• _WORK TO BE COMPLETED_
Could you set down every record exactly as it appears?
(DATASET RECORDS begins)
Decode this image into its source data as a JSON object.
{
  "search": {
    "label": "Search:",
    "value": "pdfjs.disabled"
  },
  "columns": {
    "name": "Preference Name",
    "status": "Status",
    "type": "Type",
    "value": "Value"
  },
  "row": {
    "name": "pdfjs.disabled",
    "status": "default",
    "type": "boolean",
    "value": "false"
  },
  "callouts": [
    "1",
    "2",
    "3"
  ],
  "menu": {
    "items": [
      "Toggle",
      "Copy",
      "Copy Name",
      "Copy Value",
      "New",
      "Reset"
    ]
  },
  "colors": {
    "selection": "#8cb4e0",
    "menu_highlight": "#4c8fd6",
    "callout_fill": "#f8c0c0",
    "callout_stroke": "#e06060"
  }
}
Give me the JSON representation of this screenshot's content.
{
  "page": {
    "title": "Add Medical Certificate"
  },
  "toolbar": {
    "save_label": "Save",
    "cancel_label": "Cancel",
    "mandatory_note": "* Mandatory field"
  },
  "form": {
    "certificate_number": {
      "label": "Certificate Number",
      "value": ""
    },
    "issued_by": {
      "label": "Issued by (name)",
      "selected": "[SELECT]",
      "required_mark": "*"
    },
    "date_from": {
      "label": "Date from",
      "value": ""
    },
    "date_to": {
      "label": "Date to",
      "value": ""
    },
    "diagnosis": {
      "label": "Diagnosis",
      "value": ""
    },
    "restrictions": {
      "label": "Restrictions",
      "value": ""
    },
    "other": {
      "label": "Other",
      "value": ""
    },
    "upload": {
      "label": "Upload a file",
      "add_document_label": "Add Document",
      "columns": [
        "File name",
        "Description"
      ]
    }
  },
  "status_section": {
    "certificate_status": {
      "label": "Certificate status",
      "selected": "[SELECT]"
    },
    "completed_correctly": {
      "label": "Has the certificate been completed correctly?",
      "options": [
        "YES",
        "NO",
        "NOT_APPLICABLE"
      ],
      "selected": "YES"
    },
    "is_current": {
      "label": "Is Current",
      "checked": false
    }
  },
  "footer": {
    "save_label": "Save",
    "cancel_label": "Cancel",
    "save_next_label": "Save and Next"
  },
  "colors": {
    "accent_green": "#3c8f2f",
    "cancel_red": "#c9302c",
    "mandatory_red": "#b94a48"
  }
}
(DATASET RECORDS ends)
• _SOLUTION BELOW_
Decode this image into its source data as a JSON object.
{
  "search": {
    "label": "Search:",
    "value": "pdfjs.disabled"
  },
  "columns": {
    "name": "Preference Name",
    "status": "Status",
    "type": "Type",
    "value": "Value"
  },
  "row": {
    "name": "pdfjs.disabled",
    "status": "default",
    "type": "boolean",
    "value": "false"
  },
  "callouts": [
    "1",
    "2",
    "3"
  ],
  "menu": {
    "items": [
      "Toggle",
      "Copy",
      "Copy Name",
      "Copy Value",
      "New",
      "Reset"
    ]
  },
  "colors": {
    "selection": "#8cb4e0",
    "menu_highlight": "#4c8fd6",
    "callout_fill": "#f8c0c0",
    "callout_stroke": "#e06060"
  }
}
Give me the JSON representation of this screenshot's content.
{
  "page": {
    "title": "Add Medical Certificate"
  },
  "toolbar": {
    "save_label": "Save",
    "cancel_label": "Cancel",
    "mandatory_note": "* Mandatory field"
  },
  "form": {
    "certificate_number": {
      "label": "Certificate Number",
      "value": ""
    },
    "issued_by": {
      "label": "Issued by (name)",
      "selected": "[SELECT]",
      "required_mark": "*"
    },
    "date_from": {
      "label": "Date from",
      "value": ""
    },
    "date_to": {
      "label": "Date to",
      "value": ""
    },
    "diagnosis": {
      "label": "Diagnosis",
      "value": ""
    },
    "restrictions": {
      "label": "Restrictions",
      "value": ""
    },
    "other": {
      "label": "Other",
      "value": ""
    },
    "upload": {
      "label": "Upload a file",
      "add_document_label": "Add Document",
      "columns": [
        "File name",
        "Description"
      ]
    }
  },
  "status_section": {
    "certificate_status": {
      "label": "Certificate status",
      "selected": "[SELECT]"
    },
    "completed_correctly": {
      "label": "Has the certificate been completed correctly?",
      "options": [
        "YES",
        "NO",
        "NOT_APPLICABLE"
      ],
      "selected": "YES"
    },
    "is_current": {
      "label": "Is Current",
      "checked": false
    }
  },
  "footer": {
    "save_label": "Save",
    "cancel_label": "Cancel",
    "save_next_label": "Save and Next"
  },
  "colors": {
    "accent_green": "#3c8f2f",
    "cancel_red": "#c9302c",
    "mandatory_red": "#b94a48"
  }
}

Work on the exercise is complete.